ASSIGNED TASK: Word for word, please restate each record and pass over the pictures.

DATASET CONTENT:

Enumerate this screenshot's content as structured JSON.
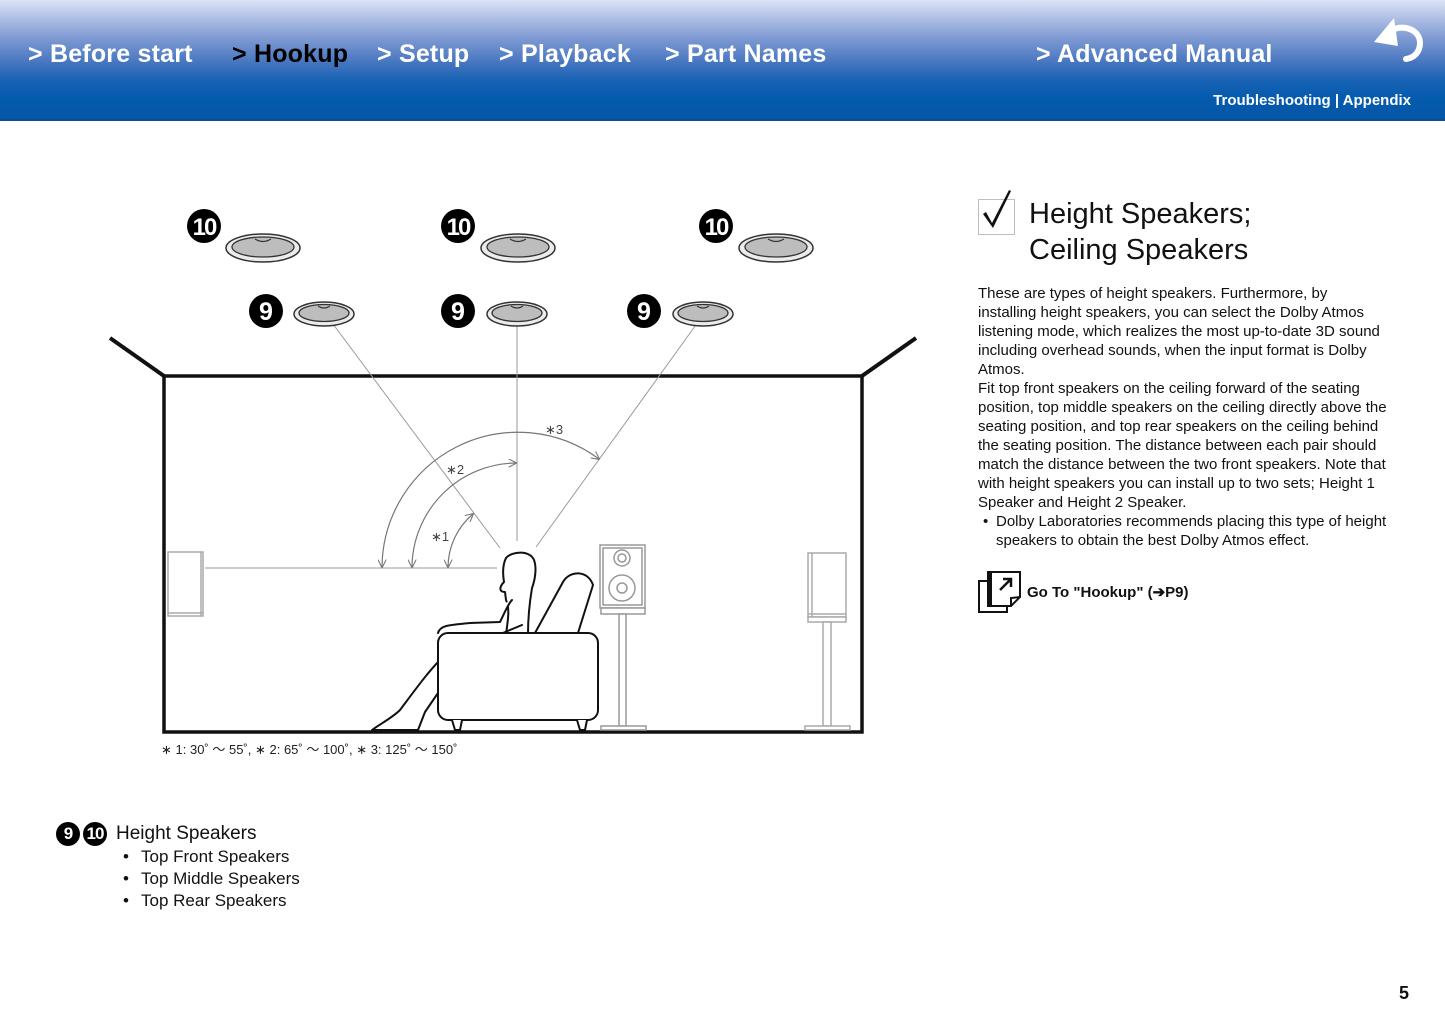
{
  "header": {
    "nav": [
      {
        "label": "> Before start",
        "active": false
      },
      {
        "label": "> Hookup",
        "active": true
      },
      {
        "label": "> Setup",
        "active": false
      },
      {
        "label": "> Playback",
        "active": false
      },
      {
        "label": "> Part Names",
        "active": false
      },
      {
        "label": "> Advanced Manual",
        "active": false
      }
    ],
    "sub_links": {
      "troubleshooting": "Troubleshooting",
      "separator": " | ",
      "appendix": "Appendix"
    },
    "back_icon": "back-arrow-icon",
    "colors": {
      "gradient_top": "#dbe3f5",
      "gradient_bottom": "#0556a6",
      "active_text": "#000000",
      "text": "#ffffff"
    }
  },
  "diagram": {
    "ceiling_labels": [
      {
        "number": "10",
        "type": "top-rear"
      },
      {
        "number": "10",
        "type": "top-middle"
      },
      {
        "number": "10",
        "type": "top-front"
      },
      {
        "number": "9",
        "type": "top-rear"
      },
      {
        "number": "9",
        "type": "top-middle"
      },
      {
        "number": "9",
        "type": "top-front"
      }
    ],
    "angle_labels": [
      "∗1",
      "∗2",
      "∗3"
    ],
    "footnote": "∗ 1: 30˚ 〜 55˚, ∗ 2: 65˚ 〜 100˚, ∗ 3: 125˚ 〜 150˚"
  },
  "legend": {
    "badges": [
      "9",
      "10"
    ],
    "title": "Height Speakers",
    "items": [
      "Top Front Speakers",
      "Top Middle Speakers",
      "Top Rear Speakers"
    ]
  },
  "section": {
    "icon": "checkmark-box-icon",
    "title_line1": "Height Speakers;",
    "title_line2": "Ceiling Speakers",
    "paragraphs": [
      "These are types of height speakers. Furthermore, by installing height speakers, you can select the Dolby Atmos listening mode, which realizes the most up-to-date 3D sound including overhead sounds, when the input format is Dolby Atmos.",
      "Fit top front speakers on the ceiling forward of the seating position, top middle speakers on the ceiling directly above the seating position, and top rear speakers on the ceiling behind the seating position. The distance between each pair should match the distance between the two front speakers. Note that with height speakers you can install up to two sets; Height 1 Speaker and Height 2 Speaker."
    ],
    "bullet": "Dolby Laboratories recommends placing this type of height speakers to obtain the best Dolby Atmos effect.",
    "goto_link": "Go To \"Hookup\" (➔P9)"
  },
  "page_number": "5"
}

ANSWER SECTION:
Enumerate this screenshot's content as structured JSON.
{
  "header": {
    "nav": [
      {
        "label": "> Before start",
        "active": false
      },
      {
        "label": "> Hookup",
        "active": true
      },
      {
        "label": "> Setup",
        "active": false
      },
      {
        "label": "> Playback",
        "active": false
      },
      {
        "label": "> Part Names",
        "active": false
      },
      {
        "label": "> Advanced Manual",
        "active": false
      }
    ],
    "sub_links": {
      "troubleshooting": "Troubleshooting",
      "separator": " | ",
      "appendix": "Appendix"
    },
    "back_icon": "back-arrow-icon",
    "colors": {
      "gradient_top": "#dbe3f5",
      "gradient_bottom": "#0556a6",
      "active_text": "#000000",
      "text": "#ffffff"
    }
  },
  "diagram": {
    "ceiling_labels": [
      {
        "number": "10",
        "type": "top-rear"
      },
      {
        "number": "10",
        "type": "top-middle"
      },
      {
        "number": "10",
        "type": "top-front"
      },
      {
        "number": "9",
        "type": "top-rear"
      },
      {
        "number": "9",
        "type": "top-middle"
      },
      {
        "number": "9",
        "type": "top-front"
      }
    ],
    "angle_labels": [
      "∗1",
      "∗2",
      "∗3"
    ],
    "footnote": "∗ 1: 30˚ 〜 55˚, ∗ 2: 65˚ 〜 100˚, ∗ 3: 125˚ 〜 150˚"
  },
  "legend": {
    "badges": [
      "9",
      "10"
    ],
    "title": "Height Speakers",
    "items": [
      "Top Front Speakers",
      "Top Middle Speakers",
      "Top Rear Speakers"
    ]
  },
  "section": {
    "icon": "checkmark-box-icon",
    "title_line1": "Height Speakers;",
    "title_line2": "Ceiling Speakers",
    "paragraphs": [
      "These are types of height speakers. Furthermore, by installing height speakers, you can select the Dolby Atmos listening mode, which realizes the most up-to-date 3D sound including overhead sounds, when the input format is Dolby Atmos.",
      "Fit top front speakers on the ceiling forward of the seating position, top middle speakers on the ceiling directly above the seating position, and top rear speakers on the ceiling behind the seating position. The distance between each pair should match the distance between the two front speakers. Note that with height speakers you can install up to two sets; Height 1 Speaker and Height 2 Speaker."
    ],
    "bullet": "Dolby Laboratories recommends placing this type of height speakers to obtain the best Dolby Atmos effect.",
    "goto_link": "Go To \"Hookup\" (➔P9)"
  },
  "page_number": "5"
}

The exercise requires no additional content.